They also receive fees of 400 pesos to 1,500 pesos for each performance.
Pointe shoes alone cost US$50 to US$80 a pair — a fortune for someone eking a living on US$2 a day — and wear out within weeks or days, Macuja said.
The daughter of a former senior trade official, Macuja was 18 years old when she received a two-year scholarship at the Vaganova Choreographic Institute (now the Academy of Russian Ballet) in Saint Petersburg in 1982, where she graduated with honors.
She was the first foreign principal ballerina for the Kirov Ballet in St Petersburg before returning to the Philippines, where she worked as artist-in-residence at the Cultural Center of the Philippines and a principal dancer at the Philippine Ballet Theater. Macuja, 48, founded Ballet Manila in 1994 with the aim of making the high art of classical ballet more accessible to the general public. The dance company has held performances in malls, schools, town halls and remote villages of the archipelago.
She set up the scholarship program in 2008 as a way of paying back for her good fortune.
For Jessa and the other slum children, it opened a whole new world. Literally so, when she flew to Hong Kong for the ballet competition.
Her glee while on a roller coaster in Disneyland was captured in a photo in her humble home.
During the competition in Hong Kong, she said she often felt nervous and shy to be dancing among better-off peers. However, she overcame her fear, remembering Macuja’s advice to “persist despite the odds and to not let poverty hinder me.”
As a company apprentice she makes around 7,000 pesos a month, sometimes more, from stipend and performance fees. The money is not enough to lift her family from poverty, but ballet has given her a choice in life.
Her father, Gorgonio, works part-time as a construction worker besides collecting garbage. His meager pay is insufficient to feed his large family of six children and two grandchildren. One son works in a factory while another daughter collects garbage.
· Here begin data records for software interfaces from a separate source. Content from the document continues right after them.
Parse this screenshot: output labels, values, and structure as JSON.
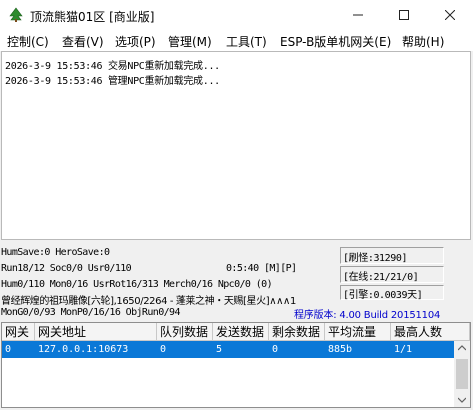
{
  "window": {
    "title": "顶流熊猫01区 [商业版]",
    "controls": [
      "minimize-icon",
      "maximize-icon",
      "close-icon"
    ]
  },
  "menu": [
    "控制(C)",
    "查看(V)",
    "选项(P)",
    "管理(M)",
    "工具(T)",
    "ESP-B版单机网关(E)",
    "帮助(H)"
  ],
  "log": [
    "2026-3-9 15:53:46 交易NPC重新加载完成...",
    "2026-3-9 15:53:46 管理NPC重新加载完成..."
  ],
  "status": {
    "line1": "HumSave:0 HeroSave:0",
    "line2": "Run18/12 Soc0/0 Usr0/110",
    "time": "0:5:40 [M][P]",
    "line3": "Hum0/110 Mon0/16 UsrRot16/313 Merch0/16 Npc0/0 (0)",
    "line4": "曾经辉煌的祖玛雕像[六轮],1650/2264 - 蓬莱之神・天赐[星火]∧∧∧1",
    "line5": "MonG0/0/93 MonP0/16/16 ObjRun0/94",
    "refresh": "[刷怪:31290]",
    "online": "[在线:21/21/0]",
    "engine": "[引擎:0.0039天]",
    "version": "程序版本: 4.00 Build 20151104"
  },
  "table": {
    "columns": [
      "网关",
      "网关地址",
      "队列数据",
      "发送数据",
      "剩余数据",
      "平均流量",
      "最高人数"
    ],
    "rows": [
      [
        "0",
        "127.0.0.1:10673",
        "0",
        "5",
        "0",
        "885b",
        "1/1"
      ]
    ]
  },
  "colors": {
    "selection": "#0a78d7",
    "version_text": "#0000cc"
  }
}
Jessa’s dream is to become a school teacher. She also wants to dance as a professional ballerina. She says she is challenged by the feisty acting and difficult dance turns of the Black Swan character in Swan Lake and aspires to play that role.
For Jamil Montebon, another Project Ballet beneficiary, the scholarship was a life saver.
The troubled 18-year-old has left his broken family in a violent slum community not far from Aroma.
He became a ballet scholar at 13, but then dropped out of high school and ballet last year after a fight with his mother. During his time off from ballet and school, he collected garbage and worked in a junk shop. At night he would go drinking with other kids who often clashed with rival gangs, then sleep in a church where he got one free meal a week.
He was later accepted back into the program, which demands that children keep good grades and stay out of trouble. After shaping up, he moved into Ballet Manila’s dormitory.
“I think that the key really is that these kids have been given hope, and that hope will transform their lives,” Macuja said.